§ Extracted material:
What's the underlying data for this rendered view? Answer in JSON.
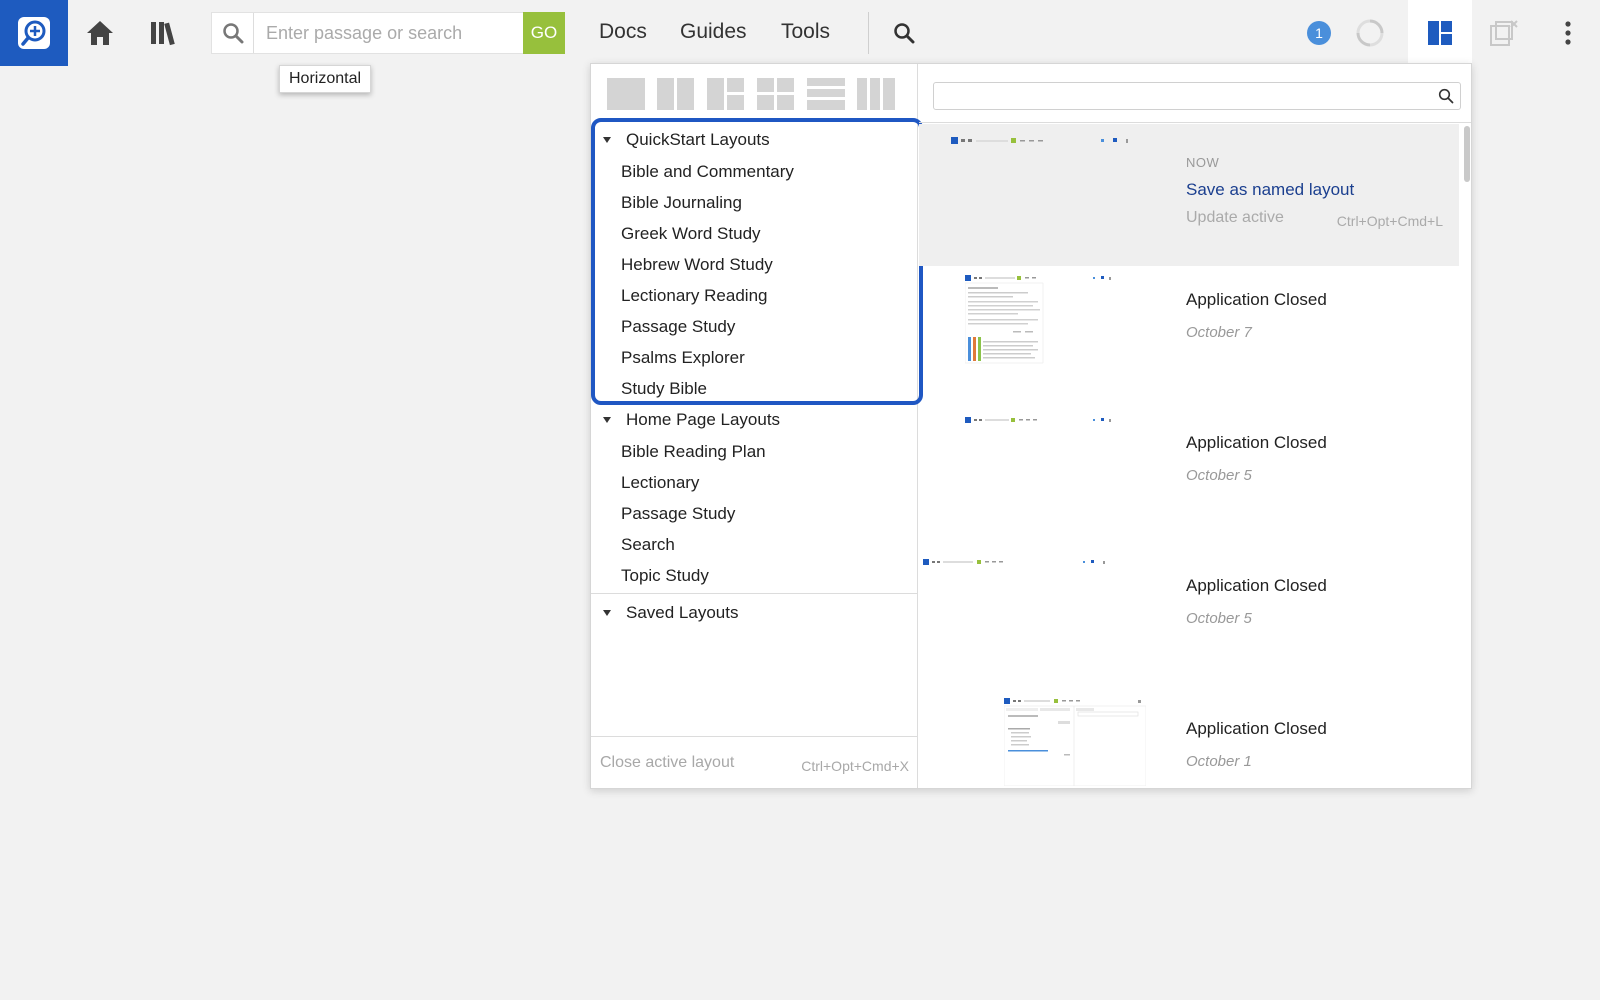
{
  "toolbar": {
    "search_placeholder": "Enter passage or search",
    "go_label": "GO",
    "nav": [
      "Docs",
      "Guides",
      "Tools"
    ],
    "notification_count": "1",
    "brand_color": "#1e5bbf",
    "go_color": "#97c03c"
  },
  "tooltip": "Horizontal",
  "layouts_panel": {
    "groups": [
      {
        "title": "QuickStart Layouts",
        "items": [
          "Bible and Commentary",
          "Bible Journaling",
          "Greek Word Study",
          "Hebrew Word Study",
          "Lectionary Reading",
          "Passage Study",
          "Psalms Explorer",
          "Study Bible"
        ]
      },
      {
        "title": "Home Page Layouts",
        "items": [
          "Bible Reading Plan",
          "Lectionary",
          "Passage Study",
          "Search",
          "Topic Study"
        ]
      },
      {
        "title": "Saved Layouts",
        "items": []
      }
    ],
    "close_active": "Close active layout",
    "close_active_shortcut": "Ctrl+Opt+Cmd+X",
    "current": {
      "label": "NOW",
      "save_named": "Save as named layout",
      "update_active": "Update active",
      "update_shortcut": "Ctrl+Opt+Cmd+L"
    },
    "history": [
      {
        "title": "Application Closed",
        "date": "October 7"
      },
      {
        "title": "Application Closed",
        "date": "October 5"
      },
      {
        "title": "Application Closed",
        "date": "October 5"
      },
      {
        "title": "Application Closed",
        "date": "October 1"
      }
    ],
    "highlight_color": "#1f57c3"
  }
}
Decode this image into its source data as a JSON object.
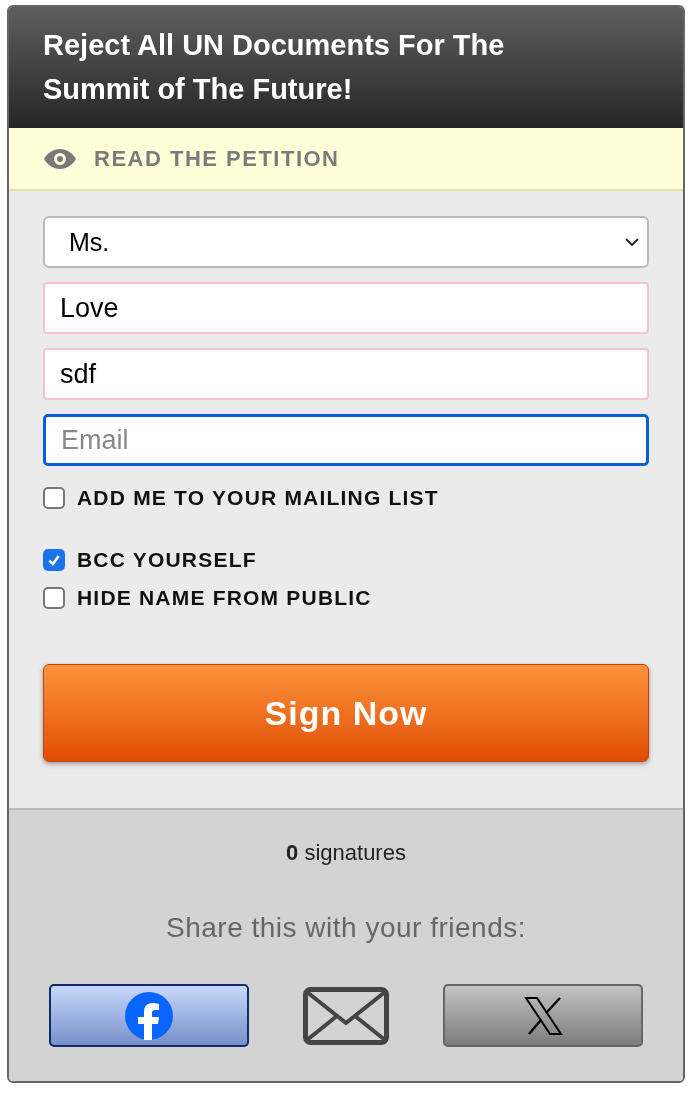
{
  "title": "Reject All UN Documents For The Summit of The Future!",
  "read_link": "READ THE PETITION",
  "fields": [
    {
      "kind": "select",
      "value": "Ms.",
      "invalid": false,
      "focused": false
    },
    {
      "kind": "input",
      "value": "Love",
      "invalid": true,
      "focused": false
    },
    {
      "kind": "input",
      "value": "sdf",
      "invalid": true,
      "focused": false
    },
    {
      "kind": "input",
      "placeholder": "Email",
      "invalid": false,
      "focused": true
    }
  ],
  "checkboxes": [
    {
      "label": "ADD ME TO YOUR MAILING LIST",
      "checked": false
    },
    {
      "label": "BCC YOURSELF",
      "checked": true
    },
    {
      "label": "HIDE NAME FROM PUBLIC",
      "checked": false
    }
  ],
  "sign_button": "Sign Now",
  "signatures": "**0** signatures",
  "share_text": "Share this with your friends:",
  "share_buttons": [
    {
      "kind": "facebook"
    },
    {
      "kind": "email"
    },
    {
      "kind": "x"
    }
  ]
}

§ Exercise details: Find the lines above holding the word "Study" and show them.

§ Answer:
          "Greek Word Study",
          "Hebrew Word Study",
          "Passage Study",
          "Study Bible"
          "Passage Study",
          "Topic Study"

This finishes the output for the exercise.